Van der Walt, Horne, Bekker and McGuigan got in to Final Qualifying Stage through their finishes on last year’s Sunshine Tour Order of Merit.
Ahlers and Stone booked their places in the final stage by virtue of their performances in last week’s Second Stage – also in Spain. They got through four rounds in those events, while Merrick Bremner, Haydn Porteous, Darryn Lloyd and Louis de Jager were not so fortunate.
It means Ahlers and Stone will have to do what they did during Second Stage – and more – for another six rounds if they are to make it onto the lucrative European circuit.
Van der Walt, Haig and Horne have sipped from that cup for some time – Haig by virtue of his win in the Johnnie Walker Classic some years ago, and Horne and Van der Walt by dint of their own consistent play over the years after initially qualifying.

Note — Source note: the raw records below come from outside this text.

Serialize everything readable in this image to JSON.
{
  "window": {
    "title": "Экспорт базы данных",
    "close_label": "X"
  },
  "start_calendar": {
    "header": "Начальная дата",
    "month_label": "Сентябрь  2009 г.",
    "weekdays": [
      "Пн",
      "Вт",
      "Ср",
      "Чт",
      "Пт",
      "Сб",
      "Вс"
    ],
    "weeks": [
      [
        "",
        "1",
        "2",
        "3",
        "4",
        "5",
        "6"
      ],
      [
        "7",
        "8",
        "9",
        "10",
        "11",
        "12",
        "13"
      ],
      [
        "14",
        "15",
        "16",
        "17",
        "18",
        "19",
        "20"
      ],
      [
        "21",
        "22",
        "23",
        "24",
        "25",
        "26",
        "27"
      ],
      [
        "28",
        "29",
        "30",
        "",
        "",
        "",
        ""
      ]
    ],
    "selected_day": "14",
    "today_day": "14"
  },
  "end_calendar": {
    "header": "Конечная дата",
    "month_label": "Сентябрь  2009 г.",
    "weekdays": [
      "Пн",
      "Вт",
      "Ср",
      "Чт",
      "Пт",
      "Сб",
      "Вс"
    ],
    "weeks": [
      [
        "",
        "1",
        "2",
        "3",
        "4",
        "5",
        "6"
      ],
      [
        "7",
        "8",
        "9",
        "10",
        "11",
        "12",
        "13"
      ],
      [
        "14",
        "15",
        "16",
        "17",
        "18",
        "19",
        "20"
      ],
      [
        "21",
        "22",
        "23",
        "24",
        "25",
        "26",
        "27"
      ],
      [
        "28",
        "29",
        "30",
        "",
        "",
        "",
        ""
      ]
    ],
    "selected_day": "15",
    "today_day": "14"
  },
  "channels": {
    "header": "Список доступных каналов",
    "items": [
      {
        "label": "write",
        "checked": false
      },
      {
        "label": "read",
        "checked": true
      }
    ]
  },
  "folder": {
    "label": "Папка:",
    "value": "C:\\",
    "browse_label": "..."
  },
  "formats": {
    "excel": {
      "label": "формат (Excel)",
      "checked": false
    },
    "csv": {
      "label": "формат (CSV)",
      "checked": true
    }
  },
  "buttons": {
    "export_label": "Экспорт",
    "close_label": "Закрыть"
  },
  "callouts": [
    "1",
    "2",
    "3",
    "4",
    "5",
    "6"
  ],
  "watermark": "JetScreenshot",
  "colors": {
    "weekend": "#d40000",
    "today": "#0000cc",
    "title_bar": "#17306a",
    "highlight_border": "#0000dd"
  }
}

So what do they need to do?
The leading 25 players (and ties) at the Final Stage will be eligible for Category 15 membership of the European Tour for the following season and Category 5 of the Challenge Tour.
Players who make the cut but finish below 25th place will be eligible for Category 20 membership of the European Tour and Category 9 membership of the Challenge Tour for the following season.
Players who miss the cut at the Final Stage will be eligible for Category 15 membership of the Challenge Tour for the following season.
And for the top 25, that’s a great start to a year: The average minimum number of opportunities for Tour School graduates over the past 10 seasons is 18 tournaments.